▶ [Directions]: Within the entries that follow, report how many lines contain the word "MSDSonline", giving the number by itself.

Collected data
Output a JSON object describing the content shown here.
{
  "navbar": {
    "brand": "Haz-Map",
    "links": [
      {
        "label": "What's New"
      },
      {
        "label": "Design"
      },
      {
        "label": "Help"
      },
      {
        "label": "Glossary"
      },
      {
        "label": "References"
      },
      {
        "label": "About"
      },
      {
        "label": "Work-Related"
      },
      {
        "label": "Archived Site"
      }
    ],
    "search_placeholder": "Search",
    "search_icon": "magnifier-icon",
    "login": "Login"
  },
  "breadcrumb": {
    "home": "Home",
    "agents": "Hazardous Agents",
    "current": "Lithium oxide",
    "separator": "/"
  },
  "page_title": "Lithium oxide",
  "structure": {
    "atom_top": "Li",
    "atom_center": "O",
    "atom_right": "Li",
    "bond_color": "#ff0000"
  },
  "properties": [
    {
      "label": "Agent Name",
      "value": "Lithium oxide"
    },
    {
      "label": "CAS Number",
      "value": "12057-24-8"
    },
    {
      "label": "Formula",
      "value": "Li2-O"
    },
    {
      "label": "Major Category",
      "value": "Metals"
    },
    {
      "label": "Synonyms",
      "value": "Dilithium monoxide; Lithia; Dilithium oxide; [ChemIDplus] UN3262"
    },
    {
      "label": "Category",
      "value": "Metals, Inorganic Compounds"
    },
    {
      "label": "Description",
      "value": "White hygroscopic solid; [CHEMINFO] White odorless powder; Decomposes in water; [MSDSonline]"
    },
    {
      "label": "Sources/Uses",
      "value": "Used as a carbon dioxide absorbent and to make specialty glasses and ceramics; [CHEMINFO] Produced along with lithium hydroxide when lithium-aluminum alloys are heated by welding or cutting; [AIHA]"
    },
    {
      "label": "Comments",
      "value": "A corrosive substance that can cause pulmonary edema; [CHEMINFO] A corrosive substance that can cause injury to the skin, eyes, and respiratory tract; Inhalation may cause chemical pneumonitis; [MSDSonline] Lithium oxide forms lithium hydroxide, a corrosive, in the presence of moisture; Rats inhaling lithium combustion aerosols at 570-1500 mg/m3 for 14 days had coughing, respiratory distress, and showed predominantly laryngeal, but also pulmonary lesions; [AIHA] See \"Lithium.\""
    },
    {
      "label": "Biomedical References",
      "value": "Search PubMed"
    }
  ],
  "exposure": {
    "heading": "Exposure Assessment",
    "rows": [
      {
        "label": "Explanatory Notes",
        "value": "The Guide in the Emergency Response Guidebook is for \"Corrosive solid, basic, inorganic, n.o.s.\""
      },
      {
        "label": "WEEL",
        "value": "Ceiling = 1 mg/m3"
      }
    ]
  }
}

▶ [Result of the task]: 2